The first moth stopped me dead in my tracks. On first glance it looked like it had a sword on its back. I know my son Jack would go nuts so I put him in a big box so he would see when he awoke in the AM.
When I brought the moth inside I noticed the image upside down. It looked like both a cross....and Christ with arms outstretched.
I did some searching on the internet and discovered this moth is called a It’s called a Clymene moth, fairly common in northeastern woodlands. Not in this area! The caterpillar feeds on a variety of plants, including oaks and willows. Adults fly during the day as well as night, and at night, are attracted to lights. With a little more searching I found that Clymene is of Greek origin and means “renowned one.” In Greek mythology, Clymene was the daughter of Oceanus, and the mother of Atlas and Promethus. Why this particular moth is called Clymene, I have no idea. I know there are “Promethea” moths that are black and yellow – so perhaps there is a connection somewhere in either the coloring or the species.
Range -Eastern North America and its Habitat -Deciduous forests and adjacent fields, etc
Unusual moth, certainly around these parts. But so interesting...to me...a reminder of Christ Love!
This is another interesting moth. It was camouflaged on the red brick of my house. But it was the tiny little moving "string" or "hair" on its back that moved as if to call in other bugs closer.
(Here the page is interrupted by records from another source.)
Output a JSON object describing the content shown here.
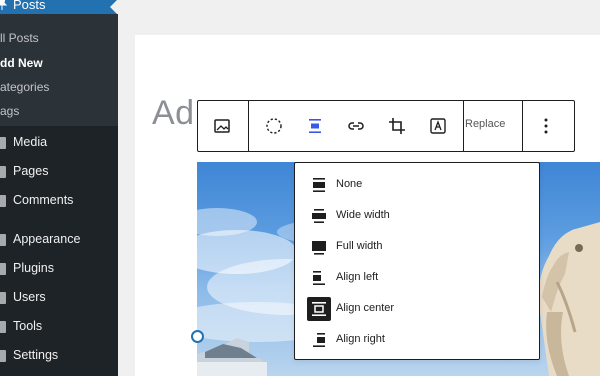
{
  "sidebar": {
    "posts_label": "Posts",
    "submenu": [
      {
        "label": "ll Posts",
        "current": false
      },
      {
        "label": "dd New",
        "current": true
      },
      {
        "label": "ategories",
        "current": false
      },
      {
        "label": "ags",
        "current": false
      }
    ],
    "menu": [
      {
        "label": "Media",
        "icon": "media-icon"
      },
      {
        "label": "Pages",
        "icon": "pages-icon"
      },
      {
        "label": "Comments",
        "icon": "comments-icon"
      },
      {
        "label": "Appearance",
        "icon": "appearance-icon"
      },
      {
        "label": "Plugins",
        "icon": "plugins-icon"
      },
      {
        "label": "Users",
        "icon": "users-icon"
      },
      {
        "label": "Tools",
        "icon": "tools-icon"
      },
      {
        "label": "Settings",
        "icon": "settings-icon"
      }
    ]
  },
  "editor": {
    "title_text": "Ad"
  },
  "toolbar": {
    "replace_label": "Replace",
    "buttons": [
      "image-icon",
      "circle-dashed-icon",
      "align-center-icon",
      "link-icon",
      "crop-icon",
      "text-overlay-icon"
    ]
  },
  "align_menu": {
    "options": [
      {
        "label": "None",
        "icon": "align-none-icon",
        "active": false
      },
      {
        "label": "Wide width",
        "icon": "align-wide-icon",
        "active": false
      },
      {
        "label": "Full width",
        "icon": "align-full-icon",
        "active": false
      },
      {
        "label": "Align left",
        "icon": "align-left-icon",
        "active": false
      },
      {
        "label": "Align center",
        "icon": "align-center-icon",
        "active": true
      },
      {
        "label": "Align right",
        "icon": "align-right-icon",
        "active": false
      }
    ]
  },
  "colors": {
    "sidebar_bg": "#1d2327",
    "sidebar_active": "#2271b1",
    "submenu_bg": "#2c3338",
    "accent": "#3858e9"
  }
}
Although I do not know if this is the purpose for the hair. I looked and looked for info on this moth. The closest I found was Orgyia antiqua, although the coloring is the same, none mentioned the single hair...and none had such a thick body. In any case, this one is interesting.
Linking to Susan's Outdoor Wednesday at Southern Daydreamer.
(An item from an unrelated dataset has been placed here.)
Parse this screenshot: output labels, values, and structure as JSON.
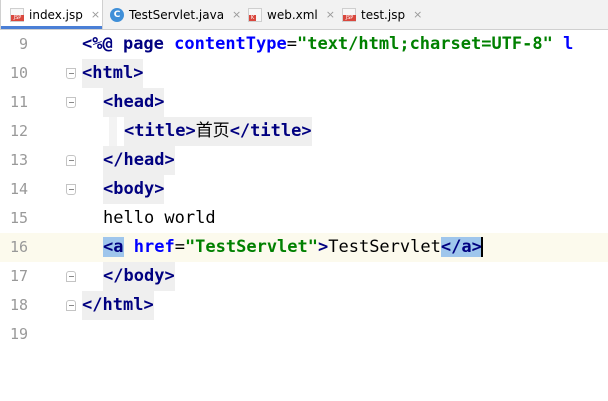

Please join me tomorrow at Tales from Bloggeritaville for Thrifty Thursday and MORE!